• WORK INSTRUCTION:
Which lines hold the word "产品名称"? Copy each of them from the material.

START EXTRACTED MATERIAL

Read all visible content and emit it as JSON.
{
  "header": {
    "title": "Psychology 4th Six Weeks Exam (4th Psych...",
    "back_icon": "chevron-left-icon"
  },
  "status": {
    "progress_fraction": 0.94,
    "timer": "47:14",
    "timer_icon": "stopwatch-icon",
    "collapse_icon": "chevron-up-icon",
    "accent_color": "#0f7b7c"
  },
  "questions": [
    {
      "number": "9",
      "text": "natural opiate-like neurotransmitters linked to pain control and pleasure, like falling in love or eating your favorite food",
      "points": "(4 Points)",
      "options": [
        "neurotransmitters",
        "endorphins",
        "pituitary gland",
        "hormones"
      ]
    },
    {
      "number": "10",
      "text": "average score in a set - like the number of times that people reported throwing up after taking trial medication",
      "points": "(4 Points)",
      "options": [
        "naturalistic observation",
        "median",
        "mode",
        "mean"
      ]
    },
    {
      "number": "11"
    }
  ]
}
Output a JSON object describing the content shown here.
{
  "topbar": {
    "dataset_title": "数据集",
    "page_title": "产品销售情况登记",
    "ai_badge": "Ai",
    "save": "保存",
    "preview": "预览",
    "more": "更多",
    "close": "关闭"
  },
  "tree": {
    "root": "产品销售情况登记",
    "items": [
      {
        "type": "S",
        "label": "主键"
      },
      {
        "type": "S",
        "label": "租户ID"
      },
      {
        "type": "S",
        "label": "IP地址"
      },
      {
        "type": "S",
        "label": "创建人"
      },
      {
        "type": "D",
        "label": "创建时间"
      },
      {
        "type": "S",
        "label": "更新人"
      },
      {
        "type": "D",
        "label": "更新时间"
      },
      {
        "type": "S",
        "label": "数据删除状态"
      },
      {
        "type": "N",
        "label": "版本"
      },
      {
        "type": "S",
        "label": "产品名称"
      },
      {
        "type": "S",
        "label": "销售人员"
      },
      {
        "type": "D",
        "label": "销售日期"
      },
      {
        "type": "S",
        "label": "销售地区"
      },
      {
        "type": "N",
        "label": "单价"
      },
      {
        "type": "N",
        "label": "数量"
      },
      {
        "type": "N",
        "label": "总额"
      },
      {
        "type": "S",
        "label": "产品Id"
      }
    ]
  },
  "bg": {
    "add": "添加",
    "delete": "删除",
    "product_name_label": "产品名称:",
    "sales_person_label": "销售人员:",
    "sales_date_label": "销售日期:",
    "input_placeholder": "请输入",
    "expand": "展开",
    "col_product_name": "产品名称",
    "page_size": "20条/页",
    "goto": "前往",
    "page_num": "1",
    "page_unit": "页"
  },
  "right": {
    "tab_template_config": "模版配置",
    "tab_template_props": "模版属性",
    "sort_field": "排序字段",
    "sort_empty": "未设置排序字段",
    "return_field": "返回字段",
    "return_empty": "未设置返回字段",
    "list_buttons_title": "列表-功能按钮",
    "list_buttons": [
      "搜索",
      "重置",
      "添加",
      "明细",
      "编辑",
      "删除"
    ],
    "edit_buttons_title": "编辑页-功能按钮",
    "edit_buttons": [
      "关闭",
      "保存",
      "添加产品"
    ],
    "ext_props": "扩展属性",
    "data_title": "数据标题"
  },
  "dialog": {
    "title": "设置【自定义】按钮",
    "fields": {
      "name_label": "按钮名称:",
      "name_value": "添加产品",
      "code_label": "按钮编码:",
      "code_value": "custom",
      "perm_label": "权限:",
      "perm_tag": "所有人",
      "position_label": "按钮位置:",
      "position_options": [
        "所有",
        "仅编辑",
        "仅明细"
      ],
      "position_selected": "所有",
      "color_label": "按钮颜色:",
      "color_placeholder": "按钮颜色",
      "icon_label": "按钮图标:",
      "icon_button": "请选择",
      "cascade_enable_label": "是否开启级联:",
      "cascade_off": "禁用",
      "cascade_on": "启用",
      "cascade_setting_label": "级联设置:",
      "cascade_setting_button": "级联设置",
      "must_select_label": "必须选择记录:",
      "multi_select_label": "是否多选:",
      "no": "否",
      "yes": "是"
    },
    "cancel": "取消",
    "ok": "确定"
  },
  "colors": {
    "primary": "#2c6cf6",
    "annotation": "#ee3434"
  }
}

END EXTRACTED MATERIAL

• SOLUTION BELOW:
        "label": "产品名称"
    "product_name_label": "产品名称:",
    "col_product_name": "产品名称",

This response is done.